=== Section Start ===
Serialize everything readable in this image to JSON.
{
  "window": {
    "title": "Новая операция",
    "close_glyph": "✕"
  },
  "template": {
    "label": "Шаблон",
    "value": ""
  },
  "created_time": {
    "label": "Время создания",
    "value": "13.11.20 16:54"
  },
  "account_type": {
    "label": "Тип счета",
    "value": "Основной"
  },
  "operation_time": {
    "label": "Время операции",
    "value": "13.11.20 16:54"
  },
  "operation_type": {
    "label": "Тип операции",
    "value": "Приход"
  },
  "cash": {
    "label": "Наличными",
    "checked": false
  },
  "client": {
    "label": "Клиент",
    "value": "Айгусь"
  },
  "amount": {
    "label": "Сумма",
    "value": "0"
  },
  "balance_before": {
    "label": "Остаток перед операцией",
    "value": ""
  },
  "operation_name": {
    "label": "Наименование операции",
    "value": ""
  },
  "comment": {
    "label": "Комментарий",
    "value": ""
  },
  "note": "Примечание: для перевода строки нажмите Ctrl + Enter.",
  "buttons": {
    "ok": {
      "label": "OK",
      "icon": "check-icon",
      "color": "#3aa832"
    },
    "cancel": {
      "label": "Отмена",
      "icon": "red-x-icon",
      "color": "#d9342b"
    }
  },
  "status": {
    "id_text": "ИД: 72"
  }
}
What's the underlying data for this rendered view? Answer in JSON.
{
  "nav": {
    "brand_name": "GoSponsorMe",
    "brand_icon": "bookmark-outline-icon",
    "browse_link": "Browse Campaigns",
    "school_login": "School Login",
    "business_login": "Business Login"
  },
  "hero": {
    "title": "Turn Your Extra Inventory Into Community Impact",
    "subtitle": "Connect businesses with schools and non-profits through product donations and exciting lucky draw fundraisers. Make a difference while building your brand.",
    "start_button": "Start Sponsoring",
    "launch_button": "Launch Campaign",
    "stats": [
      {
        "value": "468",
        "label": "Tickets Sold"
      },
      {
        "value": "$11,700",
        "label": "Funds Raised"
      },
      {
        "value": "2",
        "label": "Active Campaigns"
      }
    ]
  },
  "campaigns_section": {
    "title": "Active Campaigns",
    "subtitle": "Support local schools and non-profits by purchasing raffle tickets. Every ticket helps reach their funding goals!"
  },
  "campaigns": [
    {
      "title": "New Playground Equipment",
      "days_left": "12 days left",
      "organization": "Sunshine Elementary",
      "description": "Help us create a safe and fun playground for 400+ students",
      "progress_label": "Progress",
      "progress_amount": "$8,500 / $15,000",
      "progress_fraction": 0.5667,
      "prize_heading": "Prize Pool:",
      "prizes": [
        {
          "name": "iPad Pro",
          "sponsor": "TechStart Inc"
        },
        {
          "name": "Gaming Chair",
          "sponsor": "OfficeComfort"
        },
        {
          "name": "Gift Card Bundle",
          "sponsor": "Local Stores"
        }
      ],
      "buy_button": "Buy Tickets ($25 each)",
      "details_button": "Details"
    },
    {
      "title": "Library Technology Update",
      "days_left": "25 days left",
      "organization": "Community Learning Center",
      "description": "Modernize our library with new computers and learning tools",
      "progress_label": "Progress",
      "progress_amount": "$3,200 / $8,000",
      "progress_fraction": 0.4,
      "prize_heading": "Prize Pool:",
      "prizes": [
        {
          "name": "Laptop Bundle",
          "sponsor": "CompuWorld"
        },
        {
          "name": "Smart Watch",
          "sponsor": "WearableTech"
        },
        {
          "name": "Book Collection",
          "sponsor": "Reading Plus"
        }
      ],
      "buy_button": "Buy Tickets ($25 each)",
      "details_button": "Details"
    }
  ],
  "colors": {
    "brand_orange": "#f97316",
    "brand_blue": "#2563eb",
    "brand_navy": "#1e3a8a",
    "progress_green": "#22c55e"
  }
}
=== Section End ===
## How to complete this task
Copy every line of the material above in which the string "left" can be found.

## Finished task
      "days_left": "12 days left",
      "days_left": "25 days left",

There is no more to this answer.